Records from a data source
# # # #
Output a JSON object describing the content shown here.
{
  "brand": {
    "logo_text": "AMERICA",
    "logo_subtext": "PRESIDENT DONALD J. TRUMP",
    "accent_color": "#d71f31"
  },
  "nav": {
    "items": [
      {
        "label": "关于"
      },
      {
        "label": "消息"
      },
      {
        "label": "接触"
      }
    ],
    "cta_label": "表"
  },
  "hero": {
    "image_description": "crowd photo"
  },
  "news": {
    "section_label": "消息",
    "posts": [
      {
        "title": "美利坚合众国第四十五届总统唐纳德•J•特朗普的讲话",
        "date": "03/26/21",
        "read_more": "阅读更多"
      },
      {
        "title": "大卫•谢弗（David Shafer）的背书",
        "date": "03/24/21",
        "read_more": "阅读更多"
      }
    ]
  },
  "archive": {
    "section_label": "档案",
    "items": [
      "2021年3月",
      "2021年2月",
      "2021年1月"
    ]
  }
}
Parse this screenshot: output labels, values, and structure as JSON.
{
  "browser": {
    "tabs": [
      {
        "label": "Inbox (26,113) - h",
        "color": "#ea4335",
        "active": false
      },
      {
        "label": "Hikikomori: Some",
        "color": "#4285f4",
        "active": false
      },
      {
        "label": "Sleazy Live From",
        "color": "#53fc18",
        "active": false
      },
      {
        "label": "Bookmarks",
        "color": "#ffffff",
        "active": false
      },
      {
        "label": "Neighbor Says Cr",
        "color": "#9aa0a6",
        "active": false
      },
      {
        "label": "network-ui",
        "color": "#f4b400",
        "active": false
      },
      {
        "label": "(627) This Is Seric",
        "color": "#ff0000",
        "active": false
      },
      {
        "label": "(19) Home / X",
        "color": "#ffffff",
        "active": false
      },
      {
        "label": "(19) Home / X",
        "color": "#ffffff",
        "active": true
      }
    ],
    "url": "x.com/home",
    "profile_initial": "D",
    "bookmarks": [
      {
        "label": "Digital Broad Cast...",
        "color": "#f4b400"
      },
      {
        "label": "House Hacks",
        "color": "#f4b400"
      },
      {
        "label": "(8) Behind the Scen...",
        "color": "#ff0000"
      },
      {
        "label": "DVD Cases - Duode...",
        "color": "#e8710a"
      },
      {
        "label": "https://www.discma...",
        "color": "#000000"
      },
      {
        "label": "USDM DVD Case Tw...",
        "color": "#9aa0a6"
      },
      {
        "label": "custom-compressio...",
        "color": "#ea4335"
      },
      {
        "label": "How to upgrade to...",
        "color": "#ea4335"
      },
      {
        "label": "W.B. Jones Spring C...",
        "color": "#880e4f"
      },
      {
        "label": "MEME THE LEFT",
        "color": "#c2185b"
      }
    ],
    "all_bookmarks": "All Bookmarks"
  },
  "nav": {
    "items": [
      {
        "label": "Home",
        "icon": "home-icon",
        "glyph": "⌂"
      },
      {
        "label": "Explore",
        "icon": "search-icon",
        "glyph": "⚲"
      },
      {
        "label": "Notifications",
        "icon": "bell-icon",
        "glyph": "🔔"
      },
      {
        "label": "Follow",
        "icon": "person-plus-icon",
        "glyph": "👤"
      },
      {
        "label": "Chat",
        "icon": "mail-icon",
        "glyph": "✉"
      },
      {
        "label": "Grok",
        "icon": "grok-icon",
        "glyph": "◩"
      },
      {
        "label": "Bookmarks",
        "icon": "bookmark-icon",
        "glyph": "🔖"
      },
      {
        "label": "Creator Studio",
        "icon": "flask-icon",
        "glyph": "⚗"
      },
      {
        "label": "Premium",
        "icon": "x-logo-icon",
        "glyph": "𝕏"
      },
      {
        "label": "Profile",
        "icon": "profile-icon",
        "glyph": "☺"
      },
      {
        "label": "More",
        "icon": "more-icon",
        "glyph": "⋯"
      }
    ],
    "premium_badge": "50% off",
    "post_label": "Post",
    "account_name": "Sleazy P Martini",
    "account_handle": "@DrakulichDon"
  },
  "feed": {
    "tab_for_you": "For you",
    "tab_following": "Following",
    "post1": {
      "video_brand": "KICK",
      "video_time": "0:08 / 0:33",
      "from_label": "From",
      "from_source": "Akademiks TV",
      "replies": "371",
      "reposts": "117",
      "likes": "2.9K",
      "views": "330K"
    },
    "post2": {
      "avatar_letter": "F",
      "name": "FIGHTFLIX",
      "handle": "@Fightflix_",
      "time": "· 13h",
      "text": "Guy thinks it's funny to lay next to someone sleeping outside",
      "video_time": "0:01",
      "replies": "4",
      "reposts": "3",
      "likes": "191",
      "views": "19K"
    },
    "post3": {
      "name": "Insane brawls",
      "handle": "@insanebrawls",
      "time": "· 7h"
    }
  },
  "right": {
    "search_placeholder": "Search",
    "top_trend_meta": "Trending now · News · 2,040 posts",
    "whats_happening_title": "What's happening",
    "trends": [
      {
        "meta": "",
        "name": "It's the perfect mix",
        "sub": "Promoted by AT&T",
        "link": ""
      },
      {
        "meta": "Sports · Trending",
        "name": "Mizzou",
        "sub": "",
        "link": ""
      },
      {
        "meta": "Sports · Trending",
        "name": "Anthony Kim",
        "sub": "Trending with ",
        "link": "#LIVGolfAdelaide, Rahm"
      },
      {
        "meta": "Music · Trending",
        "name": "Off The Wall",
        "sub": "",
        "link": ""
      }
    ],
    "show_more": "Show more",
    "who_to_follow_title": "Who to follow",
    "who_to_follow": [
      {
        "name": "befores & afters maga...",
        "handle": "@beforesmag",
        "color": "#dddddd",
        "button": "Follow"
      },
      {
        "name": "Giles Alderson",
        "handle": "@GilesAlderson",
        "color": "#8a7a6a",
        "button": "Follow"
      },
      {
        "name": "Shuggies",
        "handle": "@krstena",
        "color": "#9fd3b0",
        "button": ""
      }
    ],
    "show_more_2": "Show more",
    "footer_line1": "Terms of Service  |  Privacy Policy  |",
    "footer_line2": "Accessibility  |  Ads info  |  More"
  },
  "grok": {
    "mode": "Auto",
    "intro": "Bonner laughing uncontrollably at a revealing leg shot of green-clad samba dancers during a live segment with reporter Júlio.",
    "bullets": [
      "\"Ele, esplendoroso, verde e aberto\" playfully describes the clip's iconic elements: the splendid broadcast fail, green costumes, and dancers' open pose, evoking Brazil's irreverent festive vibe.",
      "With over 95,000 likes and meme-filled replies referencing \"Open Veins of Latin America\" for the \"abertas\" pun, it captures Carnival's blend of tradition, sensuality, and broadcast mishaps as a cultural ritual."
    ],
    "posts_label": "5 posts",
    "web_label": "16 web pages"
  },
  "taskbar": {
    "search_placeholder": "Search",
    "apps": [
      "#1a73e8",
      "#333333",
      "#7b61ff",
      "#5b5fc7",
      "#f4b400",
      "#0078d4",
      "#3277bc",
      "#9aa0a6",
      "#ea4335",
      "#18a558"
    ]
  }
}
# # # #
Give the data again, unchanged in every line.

Output a JSON object describing the content shown here.
{
  "brand": {
    "logo_text": "AMERICA",
    "logo_subtext": "PRESIDENT DONALD J. TRUMP",
    "accent_color": "#d71f31"
  },
  "nav": {
    "items": [
      {
        "label": "关于"
      },
      {
        "label": "消息"
      },
      {
        "label": "接触"
      }
    ],
    "cta_label": "表"
  },
  "hero": {
    "image_description": "crowd photo"
  },
  "news": {
    "section_label": "消息",
    "posts": [
      {
        "title": "美利坚合众国第四十五届总统唐纳德•J•特朗普的讲话",
        "date": "03/26/21",
        "read_more": "阅读更多"
      },
      {
        "title": "大卫•谢弗（David Shafer）的背书",
        "date": "03/24/21",
        "read_more": "阅读更多"
      }
    ]
  },
  "archive": {
    "section_label": "档案",
    "items": [
      "2021年3月",
      "2021年2月",
      "2021年1月"
    ]
  }
}
Parse this screenshot: output labels, values, and structure as JSON.
{
  "browser": {
    "tabs": [
      {
        "label": "Inbox (26,113) - h",
        "color": "#ea4335",
        "active": false
      },
      {
        "label": "Hikikomori: Some",
        "color": "#4285f4",
        "active": false
      },
      {
        "label": "Sleazy Live From",
        "color": "#53fc18",
        "active": false
      },
      {
        "label": "Bookmarks",
        "color": "#ffffff",
        "active": false
      },
      {
        "label": "Neighbor Says Cr",
        "color": "#9aa0a6",
        "active": false
      },
      {
        "label": "network-ui",
        "color": "#f4b400",
        "active": false
      },
      {
        "label": "(627) This Is Seric",
        "color": "#ff0000",
        "active": false
      },
      {
        "label": "(19) Home / X",
        "color": "#ffffff",
        "active": false
      },
      {
        "label": "(19) Home / X",
        "color": "#ffffff",
        "active": true
      }
    ],
    "url": "x.com/home",
    "profile_initial": "D",
    "bookmarks": [
      {
        "label": "Digital Broad Cast...",
        "color": "#f4b400"
      },
      {
        "label": "House Hacks",
        "color": "#f4b400"
      },
      {
        "label": "(8) Behind the Scen...",
        "color": "#ff0000"
      },
      {
        "label": "DVD Cases - Duode...",
        "color": "#e8710a"
      },
      {
        "label": "https://www.discma...",
        "color": "#000000"
      },
      {
        "label": "USDM DVD Case Tw...",
        "color": "#9aa0a6"
      },
      {
        "label": "custom-compressio...",
        "color": "#ea4335"
      },
      {
        "label": "How to upgrade to...",
        "color": "#ea4335"
      },
      {
        "label": "W.B. Jones Spring C...",
        "color": "#880e4f"
      },
      {
        "label": "MEME THE LEFT",
        "color": "#c2185b"
      }
    ],
    "all_bookmarks": "All Bookmarks"
  },
  "nav": {
    "items": [
      {
        "label": "Home",
        "icon": "home-icon",
        "glyph": "⌂"
      },
      {
        "label": "Explore",
        "icon": "search-icon",
        "glyph": "⚲"
      },
      {
        "label": "Notifications",
        "icon": "bell-icon",
        "glyph": "🔔"
      },
      {
        "label": "Follow",
        "icon": "person-plus-icon",
        "glyph": "👤"
      },
      {
        "label": "Chat",
        "icon": "mail-icon",
        "glyph": "✉"
      },
      {
        "label": "Grok",
        "icon": "grok-icon",
        "glyph": "◩"
      },
      {
        "label": "Bookmarks",
        "icon": "bookmark-icon",
        "glyph": "🔖"
      },
      {
        "label": "Creator Studio",
        "icon": "flask-icon",
        "glyph": "⚗"
      },
      {
        "label": "Premium",
        "icon": "x-logo-icon",
        "glyph": "𝕏"
      },
      {
        "label": "Profile",
        "icon": "profile-icon",
        "glyph": "☺"
      },
      {
        "label": "More",
        "icon": "more-icon",
        "glyph": "⋯"
      }
    ],
    "premium_badge": "50% off",
    "post_label": "Post",
    "account_name": "Sleazy P Martini",
    "account_handle": "@DrakulichDon"
  },
  "feed": {
    "tab_for_you": "For you",
    "tab_following": "Following",
    "post1": {
      "video_brand": "KICK",
      "video_time": "0:08 / 0:33",
      "from_label": "From",
      "from_source": "Akademiks TV",
      "replies": "371",
      "reposts": "117",
      "likes": "2.9K",
      "views": "330K"
    },
    "post2": {
      "avatar_letter": "F",
      "name": "FIGHTFLIX",
      "handle": "@Fightflix_",
      "time": "· 13h",
      "text": "Guy thinks it's funny to lay next to someone sleeping outside",
      "video_time": "0:01",
      "replies": "4",
      "reposts": "3",
      "likes": "191",
      "views": "19K"
    },
    "post3": {
      "name": "Insane brawls",
      "handle": "@insanebrawls",
      "time": "· 7h"
    }
  },
  "right": {
    "search_placeholder": "Search",
    "top_trend_meta": "Trending now · News · 2,040 posts",
    "whats_happening_title": "What's happening",
    "trends": [
      {
        "meta": "",
        "name": "It's the perfect mix",
        "sub": "Promoted by AT&T",
        "link": ""
      },
      {
        "meta": "Sports · Trending",
        "name": "Mizzou",
        "sub": "",
        "link": ""
      },
      {
        "meta": "Sports · Trending",
        "name": "Anthony Kim",
        "sub": "Trending with ",
        "link": "#LIVGolfAdelaide, Rahm"
      },
      {
        "meta": "Music · Trending",
        "name": "Off The Wall",
        "sub": "",
        "link": ""
      }
    ],
    "show_more": "Show more",
    "who_to_follow_title": "Who to follow",
    "who_to_follow": [
      {
        "name": "befores & afters maga...",
        "handle": "@beforesmag",
        "color": "#dddddd",
        "button": "Follow"
      },
      {
        "name": "Giles Alderson",
        "handle": "@GilesAlderson",
        "color": "#8a7a6a",
        "button": "Follow"
      },
      {
        "name": "Shuggies",
        "handle": "@krstena",
        "color": "#9fd3b0",
        "button": ""
      }
    ],
    "show_more_2": "Show more",
    "footer_line1": "Terms of Service  |  Privacy Policy  |",
    "footer_line2": "Accessibility  |  Ads info  |  More"
  },
  "grok": {
    "mode": "Auto",
    "intro": "Bonner laughing uncontrollably at a revealing leg shot of green-clad samba dancers during a live segment with reporter Júlio.",
    "bullets": [
      "\"Ele, esplendoroso, verde e aberto\" playfully describes the clip's iconic elements: the splendid broadcast fail, green costumes, and dancers' open pose, evoking Brazil's irreverent festive vibe.",
      "With over 95,000 likes and meme-filled replies referencing \"Open Veins of Latin America\" for the \"abertas\" pun, it captures Carnival's blend of tradition, sensuality, and broadcast mishaps as a cultural ritual."
    ],
    "posts_label": "5 posts",
    "web_label": "16 web pages"
  },
  "taskbar": {
    "search_placeholder": "Search",
    "apps": [
      "#1a73e8",
      "#333333",
      "#7b61ff",
      "#5b5fc7",
      "#f4b400",
      "#0078d4",
      "#3277bc",
      "#9aa0a6",
      "#ea4335",
      "#18a558"
    ]
  }
}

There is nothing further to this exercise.